The public generally assumes there are only two types of courts-criminal or juvenile. Consequently, any effort to increase the symbolic strength of juvenile crime policy necessarily favors making greater use of criminal courts. American courts, however, are far more diverse than this. Innovative, specialized courts such as drug courts, gun courts, and community-based courts are bringing new ideas and a wider range of choices to the criminal justice system. Some of these new courts actually resemble the traditional juvenile court in their philosophy of human behavior, their approach to processing cases, and their efforts to monitor offender compliance with court orders by close, judicial supervision.
For the past two decades, state and federal officials have been slowly dismantling the juvenile justice system without much thought as to what will replace it. The emergence of innovative, specialized courts within the adult system presents an unprecedented opportunity to create a new "youth justice system." Ideally, this new system would retain the best features of the juvenile court while gradually incorporating new ideas and procedures developed by the specialized courts now spreading across the country.
Eventually, every state could begin to implement a wide assortment of court models and establish individualized intake procedures for routing young offenders to the most appropriate forum.

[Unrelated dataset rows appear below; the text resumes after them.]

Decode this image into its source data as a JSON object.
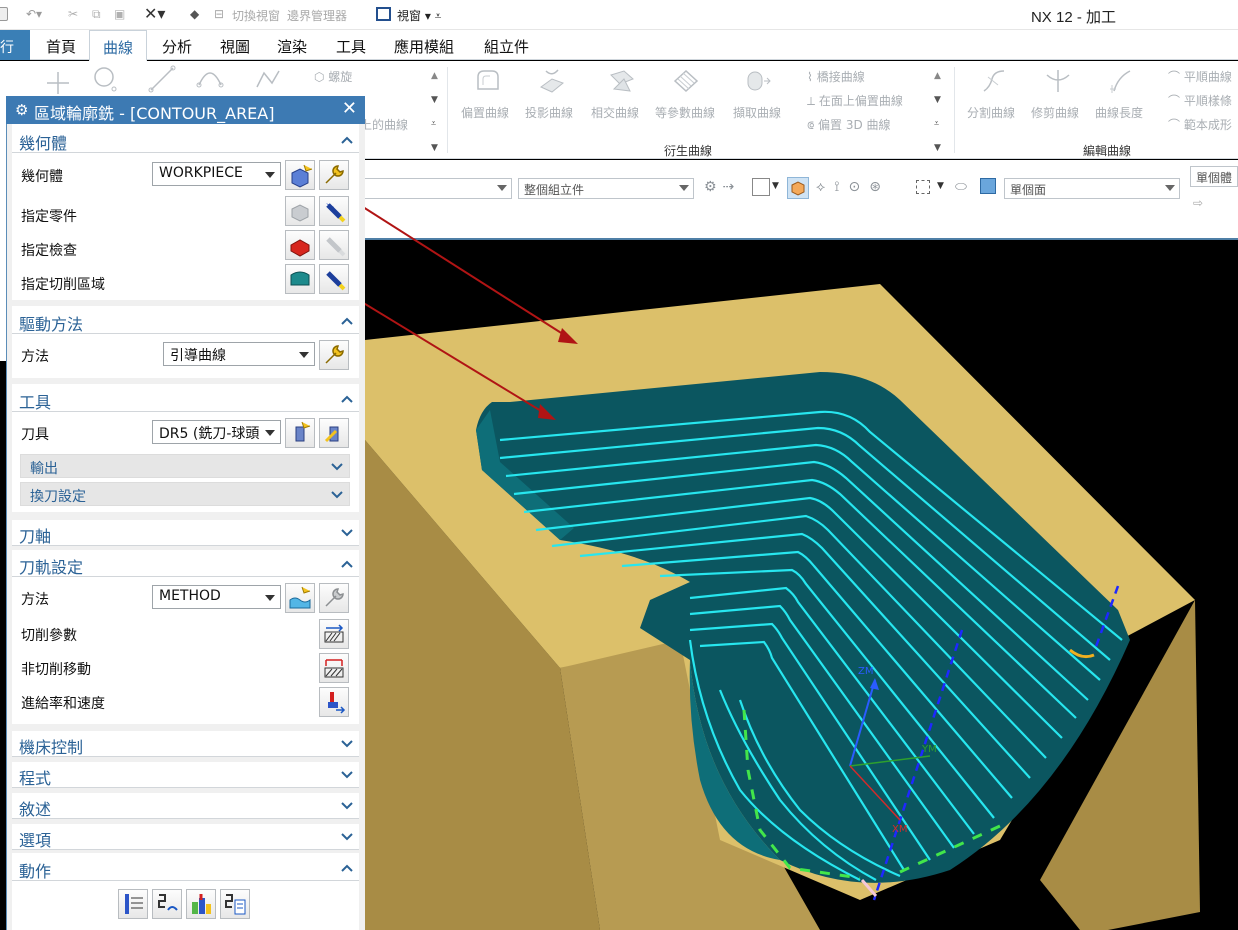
{
  "app": {
    "title": "NX 12 - 加工",
    "file_tab": "行"
  },
  "qat": {
    "switch_view_label": "切換視窗",
    "boundary_manager_label": "邊界管理器",
    "window_label": "視窗"
  },
  "menu": {
    "tabs": [
      "首頁",
      "曲線",
      "分析",
      "視圖",
      "渲染",
      "工具",
      "應用模組",
      "組立件"
    ],
    "active": "曲線"
  },
  "ribbon": {
    "misc_small": [
      "螺旋",
      "上的曲線"
    ],
    "derived": {
      "items": [
        "偏置曲線",
        "投影曲線",
        "相交曲線",
        "等參數曲線",
        "擷取曲線"
      ],
      "small": [
        "橋接曲線",
        "在面上偏置曲線",
        "偏置 3D 曲線"
      ],
      "group": "衍生曲線"
    },
    "edit": {
      "items": [
        "分割曲線",
        "修剪曲線",
        "曲線長度"
      ],
      "small": [
        "平順曲線",
        "平順樣條",
        "範本成形"
      ],
      "group": "編輯曲線"
    }
  },
  "selection": {
    "filter2": "整個組立件",
    "filter3": "單個面",
    "filter4": "單個體"
  },
  "dialog": {
    "title": "區域輪廓銑 - [CONTOUR_AREA]",
    "geometry": {
      "header": "幾何體",
      "geometry_label": "幾何體",
      "geometry_value": "WORKPIECE",
      "part_label": "指定零件",
      "check_label": "指定檢查",
      "cut_area_label": "指定切削區域"
    },
    "drive": {
      "header": "驅動方法",
      "method_label": "方法",
      "method_value": "引導曲線"
    },
    "tool": {
      "header": "工具",
      "tool_label": "刀具",
      "tool_value": "DR5 (銑刀-球頭",
      "output_label": "輸出",
      "tool_change_label": "換刀設定"
    },
    "axis": {
      "header": "刀軸"
    },
    "path": {
      "header": "刀軌設定",
      "method_label": "方法",
      "method_value": "METHOD",
      "cut_params_label": "切削參數",
      "non_cut_label": "非切削移動",
      "feeds_label": "進給率和速度"
    },
    "machine_control": {
      "header": "機床控制"
    },
    "program": {
      "header": "程式"
    },
    "description": {
      "header": "敘述"
    },
    "options": {
      "header": "選項"
    },
    "actions": {
      "header": "動作"
    }
  },
  "graphics": {
    "triad_labels": [
      "ZM",
      "YM",
      "XM"
    ]
  },
  "colors": {
    "accent": "#3d7ab3",
    "section_title": "#2b6296",
    "part_face": "#dcc06a",
    "part_side": "#a88c45",
    "pocket": "#0b5660",
    "toolpath": "#27e6ef",
    "arrow": "#b01414"
  }
}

Once such a system was fully in place, the old dichotomy of juvenile court versus adult court may no longer seem as important. Lawmakers may be able to consider abolishing the juvenile court's delinquency jurisdiction and improve the coherence of criminal justice policy for all youth. Most importantly, the juvenile court would no longer be such an easy target when politicians go looking for symbolic victories over crime.
After all, the central issue is not whether young offenders are called delinquents. The real issue is what happens when young people are arrested and when they appear in court. What process is used to determine their culpability? Who chooses the most appropriate response for each case? How quickly does the process occur, and does it ensure the safety of the public while guarding the rights of offenders? Is the process designed to maximize each person's chances of rejoining the law-abiding community?
Satisfactory answers to these questions will be possible only when every community has an effective, understandable intake process, a fair and efficient system of fact finding and adjudication, and a diverse menu of services and sanctions that are suitable for a wide range of offenders. Maintaining the juvenile court and its separate delinquency jurisdiction may have once guaranteed such a system for young people. The benefits are far less certain today.
Recent decreases in juvenile violence offer the nation's policymakers an opportunity to pause and reflect upon how they have changed the juvenile court and what its future should be. This is a good time to ask whether a separate system of juvenile justice is in fact sustainable, either legally or politically. If not, how can state and local officials design a new system that will meet the needs of youth and their communities during the next century? There may be just enough time to fashion a new youth justice system before the next violent crime wave comes along. n
Jeffrey Butts, Ph.D., is senior research associate in the Program on Law & Behavior, Urban Institute, Washington, D.C. The Urban Institute is a nonprofit, nonpartisan policy research organization based in Washington, D.C. Opinions expressed are those of the author and do not necessarily reflect the views of the Urban Institute, its board, or sponsors.